[WHAT IS REQUIRED] Without changing a single word, restate the entries below.

[STUDY MATERIAL]
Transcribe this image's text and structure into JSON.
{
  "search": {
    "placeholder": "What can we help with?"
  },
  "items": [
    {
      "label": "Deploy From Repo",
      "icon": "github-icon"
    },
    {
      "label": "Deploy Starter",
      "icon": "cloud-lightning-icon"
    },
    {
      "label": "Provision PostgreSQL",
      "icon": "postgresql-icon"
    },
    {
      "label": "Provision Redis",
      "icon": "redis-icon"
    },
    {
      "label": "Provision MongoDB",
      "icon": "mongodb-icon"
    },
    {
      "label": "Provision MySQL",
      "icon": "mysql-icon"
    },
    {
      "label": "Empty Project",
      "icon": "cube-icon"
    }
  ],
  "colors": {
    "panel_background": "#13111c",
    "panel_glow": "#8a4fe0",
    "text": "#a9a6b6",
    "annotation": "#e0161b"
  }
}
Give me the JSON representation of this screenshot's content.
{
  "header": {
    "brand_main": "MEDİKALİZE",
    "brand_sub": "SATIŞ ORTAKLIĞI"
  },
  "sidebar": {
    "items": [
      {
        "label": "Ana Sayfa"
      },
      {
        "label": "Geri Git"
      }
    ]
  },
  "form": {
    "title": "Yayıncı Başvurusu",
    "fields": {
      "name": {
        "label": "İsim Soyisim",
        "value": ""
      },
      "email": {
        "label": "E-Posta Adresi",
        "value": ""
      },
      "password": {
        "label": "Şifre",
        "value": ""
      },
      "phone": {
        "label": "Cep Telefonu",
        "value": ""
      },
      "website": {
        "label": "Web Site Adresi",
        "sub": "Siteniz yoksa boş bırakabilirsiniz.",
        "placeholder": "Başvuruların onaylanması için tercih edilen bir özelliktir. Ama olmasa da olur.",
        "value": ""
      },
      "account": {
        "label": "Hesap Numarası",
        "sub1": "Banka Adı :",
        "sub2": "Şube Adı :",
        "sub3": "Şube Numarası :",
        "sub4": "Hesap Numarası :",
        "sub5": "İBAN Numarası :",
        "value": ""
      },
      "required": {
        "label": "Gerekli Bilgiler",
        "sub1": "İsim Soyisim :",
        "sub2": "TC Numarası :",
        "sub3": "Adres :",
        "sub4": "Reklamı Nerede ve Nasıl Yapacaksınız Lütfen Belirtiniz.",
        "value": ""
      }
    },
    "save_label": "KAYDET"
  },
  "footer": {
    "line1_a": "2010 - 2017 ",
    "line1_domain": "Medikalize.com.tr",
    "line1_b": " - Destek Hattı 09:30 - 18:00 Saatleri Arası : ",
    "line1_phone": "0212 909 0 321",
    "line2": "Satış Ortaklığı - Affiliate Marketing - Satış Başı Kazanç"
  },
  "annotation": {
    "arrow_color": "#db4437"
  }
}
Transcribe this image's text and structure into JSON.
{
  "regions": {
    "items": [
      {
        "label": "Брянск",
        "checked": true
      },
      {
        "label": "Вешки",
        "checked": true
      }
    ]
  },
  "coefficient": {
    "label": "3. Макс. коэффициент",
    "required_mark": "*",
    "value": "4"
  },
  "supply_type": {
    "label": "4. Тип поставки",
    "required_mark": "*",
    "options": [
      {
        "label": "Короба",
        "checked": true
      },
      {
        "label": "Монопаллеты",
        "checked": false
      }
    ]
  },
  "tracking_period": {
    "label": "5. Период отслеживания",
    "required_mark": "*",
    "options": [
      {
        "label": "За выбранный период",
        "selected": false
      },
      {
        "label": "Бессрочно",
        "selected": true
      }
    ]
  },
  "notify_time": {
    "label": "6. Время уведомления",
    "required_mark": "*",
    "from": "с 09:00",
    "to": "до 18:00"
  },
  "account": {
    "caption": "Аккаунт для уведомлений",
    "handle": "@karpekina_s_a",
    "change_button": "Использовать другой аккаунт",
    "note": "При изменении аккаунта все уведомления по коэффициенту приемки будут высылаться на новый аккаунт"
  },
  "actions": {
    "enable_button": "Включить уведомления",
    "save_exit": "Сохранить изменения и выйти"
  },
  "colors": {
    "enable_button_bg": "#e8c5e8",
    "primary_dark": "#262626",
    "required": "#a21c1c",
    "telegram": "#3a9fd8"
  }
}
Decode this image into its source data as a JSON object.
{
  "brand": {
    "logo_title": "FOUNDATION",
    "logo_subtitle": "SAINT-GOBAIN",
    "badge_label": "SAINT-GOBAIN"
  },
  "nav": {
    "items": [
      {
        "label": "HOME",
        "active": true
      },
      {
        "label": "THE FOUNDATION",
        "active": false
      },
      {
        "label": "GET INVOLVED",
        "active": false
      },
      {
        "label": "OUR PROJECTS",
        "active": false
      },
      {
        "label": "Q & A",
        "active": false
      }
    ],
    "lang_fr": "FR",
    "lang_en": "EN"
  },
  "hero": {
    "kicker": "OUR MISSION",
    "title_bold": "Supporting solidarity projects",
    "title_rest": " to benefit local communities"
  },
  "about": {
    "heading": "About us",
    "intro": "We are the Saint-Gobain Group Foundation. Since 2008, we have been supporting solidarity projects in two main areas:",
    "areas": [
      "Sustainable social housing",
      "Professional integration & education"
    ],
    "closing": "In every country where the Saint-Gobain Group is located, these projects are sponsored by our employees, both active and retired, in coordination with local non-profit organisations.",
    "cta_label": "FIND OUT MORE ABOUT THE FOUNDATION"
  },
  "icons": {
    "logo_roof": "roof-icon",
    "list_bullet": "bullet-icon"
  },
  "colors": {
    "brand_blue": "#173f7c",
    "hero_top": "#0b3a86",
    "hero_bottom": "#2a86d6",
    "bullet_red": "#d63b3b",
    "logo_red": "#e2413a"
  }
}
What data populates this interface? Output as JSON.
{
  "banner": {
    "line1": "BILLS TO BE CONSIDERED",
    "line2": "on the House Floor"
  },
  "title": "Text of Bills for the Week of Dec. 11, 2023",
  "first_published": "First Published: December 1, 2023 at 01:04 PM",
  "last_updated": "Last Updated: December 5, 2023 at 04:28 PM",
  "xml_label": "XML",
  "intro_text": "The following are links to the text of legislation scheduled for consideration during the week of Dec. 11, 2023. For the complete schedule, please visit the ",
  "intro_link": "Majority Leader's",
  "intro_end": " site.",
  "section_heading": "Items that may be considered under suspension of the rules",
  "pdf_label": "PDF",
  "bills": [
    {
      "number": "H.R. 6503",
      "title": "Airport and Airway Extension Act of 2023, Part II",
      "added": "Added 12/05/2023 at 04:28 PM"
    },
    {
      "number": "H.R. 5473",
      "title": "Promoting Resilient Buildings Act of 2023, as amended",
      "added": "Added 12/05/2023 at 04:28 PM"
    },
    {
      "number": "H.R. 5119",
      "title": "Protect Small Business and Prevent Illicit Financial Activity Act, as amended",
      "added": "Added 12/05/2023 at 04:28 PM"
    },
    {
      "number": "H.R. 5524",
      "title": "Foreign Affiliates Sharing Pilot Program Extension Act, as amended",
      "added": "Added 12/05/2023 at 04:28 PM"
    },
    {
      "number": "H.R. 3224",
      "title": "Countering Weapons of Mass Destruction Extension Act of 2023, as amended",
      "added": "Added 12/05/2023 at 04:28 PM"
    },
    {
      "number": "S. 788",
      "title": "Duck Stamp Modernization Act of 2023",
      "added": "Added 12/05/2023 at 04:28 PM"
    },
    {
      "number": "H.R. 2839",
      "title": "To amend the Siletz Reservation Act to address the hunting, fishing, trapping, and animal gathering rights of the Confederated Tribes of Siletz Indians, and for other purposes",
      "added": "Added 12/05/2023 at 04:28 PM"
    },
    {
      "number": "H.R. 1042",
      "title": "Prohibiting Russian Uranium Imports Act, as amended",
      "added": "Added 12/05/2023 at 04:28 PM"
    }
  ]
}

[WORKED SOLUTION]
Transcribe this image's text and structure into JSON.
{
  "search": {
    "placeholder": "What can we help with?"
  },
  "items": [
    {
      "label": "Deploy From Repo",
      "icon": "github-icon"
    },
    {
      "label": "Deploy Starter",
      "icon": "cloud-lightning-icon"
    },
    {
      "label": "Provision PostgreSQL",
      "icon": "postgresql-icon"
    },
    {
      "label": "Provision Redis",
      "icon": "redis-icon"
    },
    {
      "label": "Provision MongoDB",
      "icon": "mongodb-icon"
    },
    {
      "label": "Provision MySQL",
      "icon": "mysql-icon"
    },
    {
      "label": "Empty Project",
      "icon": "cube-icon"
    }
  ],
  "colors": {
    "panel_background": "#13111c",
    "panel_glow": "#8a4fe0",
    "text": "#a9a6b6",
    "annotation": "#e0161b"
  }
}
Give me the JSON representation of this screenshot's content.
{
  "header": {
    "brand_main": "MEDİKALİZE",
    "brand_sub": "SATIŞ ORTAKLIĞI"
  },
  "sidebar": {
    "items": [
      {
        "label": "Ana Sayfa"
      },
      {
        "label": "Geri Git"
      }
    ]
  },
  "form": {
    "title": "Yayıncı Başvurusu",
    "fields": {
      "name": {
        "label": "İsim Soyisim",
        "value": ""
      },
      "email": {
        "label": "E-Posta Adresi",
        "value": ""
      },
      "password": {
        "label": "Şifre",
        "value": ""
      },
      "phone": {
        "label": "Cep Telefonu",
        "value": ""
      },
      "website": {
        "label": "Web Site Adresi",
        "sub": "Siteniz yoksa boş bırakabilirsiniz.",
        "placeholder": "Başvuruların onaylanması için tercih edilen bir özelliktir. Ama olmasa da olur.",
        "value": ""
      },
      "account": {
        "label": "Hesap Numarası",
        "sub1": "Banka Adı :",
        "sub2": "Şube Adı :",
        "sub3": "Şube Numarası :",
        "sub4": "Hesap Numarası :",
        "sub5": "İBAN Numarası :",
        "value": ""
      },
      "required": {
        "label": "Gerekli Bilgiler",
        "sub1": "İsim Soyisim :",
        "sub2": "TC Numarası :",
        "sub3": "Adres :",
        "sub4": "Reklamı Nerede ve Nasıl Yapacaksınız Lütfen Belirtiniz.",
        "value": ""
      }
    },
    "save_label": "KAYDET"
  },
  "footer": {
    "line1_a": "2010 - 2017 ",
    "line1_domain": "Medikalize.com.tr",
    "line1_b": " - Destek Hattı 09:30 - 18:00 Saatleri Arası : ",
    "line1_phone": "0212 909 0 321",
    "line2": "Satış Ortaklığı - Affiliate Marketing - Satış Başı Kazanç"
  },
  "annotation": {
    "arrow_color": "#db4437"
  }
}
Transcribe this image's text and structure into JSON.
{
  "regions": {
    "items": [
      {
        "label": "Брянск",
        "checked": true
      },
      {
        "label": "Вешки",
        "checked": true
      }
    ]
  },
  "coefficient": {
    "label": "3. Макс. коэффициент",
    "required_mark": "*",
    "value": "4"
  },
  "supply_type": {
    "label": "4. Тип поставки",
    "required_mark": "*",
    "options": [
      {
        "label": "Короба",
        "checked": true
      },
      {
        "label": "Монопаллеты",
        "checked": false
      }
    ]
  },
  "tracking_period": {
    "label": "5. Период отслеживания",
    "required_mark": "*",
    "options": [
      {
        "label": "За выбранный период",
        "selected": false
      },
      {
        "label": "Бессрочно",
        "selected": true
      }
    ]
  },
  "notify_time": {
    "label": "6. Время уведомления",
    "required_mark": "*",
    "from": "с 09:00",
    "to": "до 18:00"
  },
  "account": {
    "caption": "Аккаунт для уведомлений",
    "handle": "@karpekina_s_a",
    "change_button": "Использовать другой аккаунт",
    "note": "При изменении аккаунта все уведомления по коэффициенту приемки будут высылаться на новый аккаунт"
  },
  "actions": {
    "enable_button": "Включить уведомления",
    "save_exit": "Сохранить изменения и выйти"
  },
  "colors": {
    "enable_button_bg": "#e8c5e8",
    "primary_dark": "#262626",
    "required": "#a21c1c",
    "telegram": "#3a9fd8"
  }
}
Decode this image into its source data as a JSON object.
{
  "brand": {
    "logo_title": "FOUNDATION",
    "logo_subtitle": "SAINT-GOBAIN",
    "badge_label": "SAINT-GOBAIN"
  },
  "nav": {
    "items": [
      {
        "label": "HOME",
        "active": true
      },
      {
        "label": "THE FOUNDATION",
        "active": false
      },
      {
        "label": "GET INVOLVED",
        "active": false
      },
      {
        "label": "OUR PROJECTS",
        "active": false
      },
      {
        "label": "Q & A",
        "active": false
      }
    ],
    "lang_fr": "FR",
    "lang_en": "EN"
  },
  "hero": {
    "kicker": "OUR MISSION",
    "title_bold": "Supporting solidarity projects",
    "title_rest": " to benefit local communities"
  },
  "about": {
    "heading": "About us",
    "intro": "We are the Saint-Gobain Group Foundation. Since 2008, we have been supporting solidarity projects in two main areas:",
    "areas": [
      "Sustainable social housing",
      "Professional integration & education"
    ],
    "closing": "In every country where the Saint-Gobain Group is located, these projects are sponsored by our employees, both active and retired, in coordination with local non-profit organisations.",
    "cta_label": "FIND OUT MORE ABOUT THE FOUNDATION"
  },
  "icons": {
    "logo_roof": "roof-icon",
    "list_bullet": "bullet-icon"
  },
  "colors": {
    "brand_blue": "#173f7c",
    "hero_top": "#0b3a86",
    "hero_bottom": "#2a86d6",
    "bullet_red": "#d63b3b",
    "logo_red": "#e2413a"
  }
}
What data populates this interface? Output as JSON.
{
  "banner": {
    "line1": "BILLS TO BE CONSIDERED",
    "line2": "on the House Floor"
  },
  "title": "Text of Bills for the Week of Dec. 11, 2023",
  "first_published": "First Published: December 1, 2023 at 01:04 PM",
  "last_updated": "Last Updated: December 5, 2023 at 04:28 PM",
  "xml_label": "XML",
  "intro_text": "The following are links to the text of legislation scheduled for consideration during the week of Dec. 11, 2023. For the complete schedule, please visit the ",
  "intro_link": "Majority Leader's",
  "intro_end": " site.",
  "section_heading": "Items that may be considered under suspension of the rules",
  "pdf_label": "PDF",
  "bills": [
    {
      "number": "H.R. 6503",
      "title": "Airport and Airway Extension Act of 2023, Part II",
      "added": "Added 12/05/2023 at 04:28 PM"
    },
    {
      "number": "H.R. 5473",
      "title": "Promoting Resilient Buildings Act of 2023, as amended",
      "added": "Added 12/05/2023 at 04:28 PM"
    },
    {
      "number": "H.R. 5119",
      "title": "Protect Small Business and Prevent Illicit Financial Activity Act, as amended",
      "added": "Added 12/05/2023 at 04:28 PM"
    },
    {
      "number": "H.R. 5524",
      "title": "Foreign Affiliates Sharing Pilot Program Extension Act, as amended",
      "added": "Added 12/05/2023 at 04:28 PM"
    },
    {
      "number": "H.R. 3224",
      "title": "Countering Weapons of Mass Destruction Extension Act of 2023, as amended",
      "added": "Added 12/05/2023 at 04:28 PM"
    },
    {
      "number": "S. 788",
      "title": "Duck Stamp Modernization Act of 2023",
      "added": "Added 12/05/2023 at 04:28 PM"
    },
    {
      "number": "H.R. 2839",
      "title": "To amend the Siletz Reservation Act to address the hunting, fishing, trapping, and animal gathering rights of the Confederated Tribes of Siletz Indians, and for other purposes",
      "added": "Added 12/05/2023 at 04:28 PM"
    },
    {
      "number": "H.R. 1042",
      "title": "Prohibiting Russian Uranium Imports Act, as amended",
      "added": "Added 12/05/2023 at 04:28 PM"
    }
  ]
}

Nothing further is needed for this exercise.